# MATERIAL SHOWN:
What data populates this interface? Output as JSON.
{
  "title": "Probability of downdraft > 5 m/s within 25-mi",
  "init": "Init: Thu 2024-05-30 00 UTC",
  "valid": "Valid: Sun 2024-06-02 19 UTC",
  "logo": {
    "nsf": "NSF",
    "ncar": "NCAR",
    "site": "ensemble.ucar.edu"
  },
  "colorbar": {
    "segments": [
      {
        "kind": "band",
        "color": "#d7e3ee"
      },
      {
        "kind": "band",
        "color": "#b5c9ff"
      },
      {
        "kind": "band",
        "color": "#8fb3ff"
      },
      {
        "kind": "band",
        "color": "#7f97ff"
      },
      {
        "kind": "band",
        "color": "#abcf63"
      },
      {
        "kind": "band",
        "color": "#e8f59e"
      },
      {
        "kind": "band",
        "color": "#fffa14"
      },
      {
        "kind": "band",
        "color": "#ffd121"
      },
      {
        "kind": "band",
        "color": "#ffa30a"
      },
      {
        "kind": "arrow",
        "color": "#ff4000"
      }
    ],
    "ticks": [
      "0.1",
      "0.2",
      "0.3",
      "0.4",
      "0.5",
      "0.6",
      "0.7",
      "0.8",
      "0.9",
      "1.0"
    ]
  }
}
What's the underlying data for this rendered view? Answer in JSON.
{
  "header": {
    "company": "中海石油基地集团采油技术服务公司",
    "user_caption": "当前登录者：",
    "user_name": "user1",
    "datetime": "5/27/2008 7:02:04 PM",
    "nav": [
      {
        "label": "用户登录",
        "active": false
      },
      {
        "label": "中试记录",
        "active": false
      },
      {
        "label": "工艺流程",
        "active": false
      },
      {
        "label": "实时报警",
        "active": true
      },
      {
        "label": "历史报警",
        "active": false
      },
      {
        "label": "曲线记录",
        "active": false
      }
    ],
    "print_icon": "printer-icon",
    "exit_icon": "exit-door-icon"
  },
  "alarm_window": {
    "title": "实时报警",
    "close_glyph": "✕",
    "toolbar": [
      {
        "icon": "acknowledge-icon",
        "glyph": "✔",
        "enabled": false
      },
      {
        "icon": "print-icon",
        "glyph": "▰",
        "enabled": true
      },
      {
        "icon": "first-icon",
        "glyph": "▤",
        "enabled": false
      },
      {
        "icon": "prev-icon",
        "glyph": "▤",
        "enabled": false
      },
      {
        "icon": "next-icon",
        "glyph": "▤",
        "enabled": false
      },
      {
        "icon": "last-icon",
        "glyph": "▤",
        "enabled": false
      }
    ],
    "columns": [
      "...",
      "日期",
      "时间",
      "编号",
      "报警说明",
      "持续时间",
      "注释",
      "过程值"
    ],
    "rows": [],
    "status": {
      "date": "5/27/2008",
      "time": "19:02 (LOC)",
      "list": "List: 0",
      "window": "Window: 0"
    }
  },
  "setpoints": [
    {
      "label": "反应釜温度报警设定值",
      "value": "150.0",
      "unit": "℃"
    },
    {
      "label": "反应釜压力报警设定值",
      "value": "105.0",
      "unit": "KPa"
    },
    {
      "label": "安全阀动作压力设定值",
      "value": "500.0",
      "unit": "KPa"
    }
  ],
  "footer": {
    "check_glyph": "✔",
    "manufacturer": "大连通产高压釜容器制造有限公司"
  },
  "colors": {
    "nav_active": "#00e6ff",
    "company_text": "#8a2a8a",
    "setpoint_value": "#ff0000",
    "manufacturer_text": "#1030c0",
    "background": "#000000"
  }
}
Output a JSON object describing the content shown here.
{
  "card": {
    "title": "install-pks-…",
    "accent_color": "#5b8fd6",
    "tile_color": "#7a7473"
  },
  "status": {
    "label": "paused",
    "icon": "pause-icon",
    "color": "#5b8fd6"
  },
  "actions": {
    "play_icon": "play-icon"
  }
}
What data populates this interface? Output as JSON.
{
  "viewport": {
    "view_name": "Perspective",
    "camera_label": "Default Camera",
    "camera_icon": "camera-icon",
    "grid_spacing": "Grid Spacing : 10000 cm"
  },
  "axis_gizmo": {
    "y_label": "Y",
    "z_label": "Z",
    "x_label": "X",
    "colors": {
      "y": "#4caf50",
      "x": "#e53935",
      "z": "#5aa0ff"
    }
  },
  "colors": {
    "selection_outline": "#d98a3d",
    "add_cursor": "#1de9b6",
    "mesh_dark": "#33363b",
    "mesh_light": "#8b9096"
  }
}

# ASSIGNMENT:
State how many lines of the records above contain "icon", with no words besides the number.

# OUTPUT OF THE EXERCISE:
11